You may have seen or read in the news that health professionals are warning of rising cases of children suffering from eating disorders. At The British School of Barcelona, we take this worrying trend seriously and want parents to be able to support their children in the case they may suffer any eating disorder.
Why is this happening?
It is likely that the heightened anxiety and uncertainty created by the pandemic is exacerbating all new and existing mental health conditions such as anxiety, depression or eating disorders. Disordered eating behaviours may be adopted as a way to control feelings and attempt to cope. A lot of children have also been spending more time online and are likely to be exposed to content that may well encourage poor self-esteem and unhealthy eating behaviours.
How can we help?
Being aware of the warning signs and seeking professional help sooner rather than later can be key. The Ineqe Safeguarding Group state that warning signs may include:
- Refusing to eat certain foods; engagement with fad diets or masking problematic behaviours with different food practices (no sugar, no carbs, vegan, keto, paleo etc) or a preoccupation with calories
- Withdrawal or less interest in social activities that were previously enjoyable
- Making frequent comments about feeling ‘fat’ or ‘overweight’ or a preoccupation with looking in the mirror to check for flaws
- Drinking excessive amounts of water/low calorie drinks (black coffee/diet fizzy drinks)
- Sudden poor oral hygiene, or brushing of teeth more than necessary
- For females, they may miss their period or have other menstrual irregularities
- Impaired immune system or healing problems
- Irritability, low mood and other mental health issues
- Maintaining excessive exercise habits despite weather, fatigue, social life or other obligations
- The disappearance of large amounts of food
What are Eating Disorders?
Eating disorders are complex mental illnesses caused by genetic as well as environmental factors – negative body image is just one potential contributor. However, negative body image is prominent in eating disorders because many people with eating disorders place a high value on their body shape and weight when determining their own self-worth.
The importance of a healthy positive image

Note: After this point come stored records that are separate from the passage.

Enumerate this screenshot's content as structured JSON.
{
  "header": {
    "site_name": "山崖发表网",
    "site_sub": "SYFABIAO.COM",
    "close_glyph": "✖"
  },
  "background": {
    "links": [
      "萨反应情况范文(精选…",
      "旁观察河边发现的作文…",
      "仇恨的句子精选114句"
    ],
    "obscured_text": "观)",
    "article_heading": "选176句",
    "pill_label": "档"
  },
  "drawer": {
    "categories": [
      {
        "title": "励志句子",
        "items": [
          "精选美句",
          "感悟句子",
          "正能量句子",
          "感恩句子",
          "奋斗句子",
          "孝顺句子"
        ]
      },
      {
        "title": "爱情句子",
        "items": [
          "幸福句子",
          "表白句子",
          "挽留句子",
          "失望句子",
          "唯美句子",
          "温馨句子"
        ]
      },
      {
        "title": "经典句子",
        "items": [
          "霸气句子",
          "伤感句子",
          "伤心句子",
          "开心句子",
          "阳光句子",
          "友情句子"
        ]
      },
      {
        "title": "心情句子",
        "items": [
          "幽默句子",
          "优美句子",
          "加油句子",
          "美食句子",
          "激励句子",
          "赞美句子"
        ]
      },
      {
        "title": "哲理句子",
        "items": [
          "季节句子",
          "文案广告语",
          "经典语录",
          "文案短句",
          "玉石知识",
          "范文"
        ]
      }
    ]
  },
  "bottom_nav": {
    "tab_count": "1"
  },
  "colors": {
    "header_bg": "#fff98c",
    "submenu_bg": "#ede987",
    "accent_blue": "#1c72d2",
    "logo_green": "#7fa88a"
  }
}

So developing a positive body image could be an important protective factor. Recognising this, at BSB we dedicate time in our curriculum to work with our younger students on promoting a positive body image via a project that we have designed especially for our students and are calling “Be Unique“.
Alongside the project we are offering a Parents Webinar on Monday 7th June with tips for parents to support their children in developing a positive body image.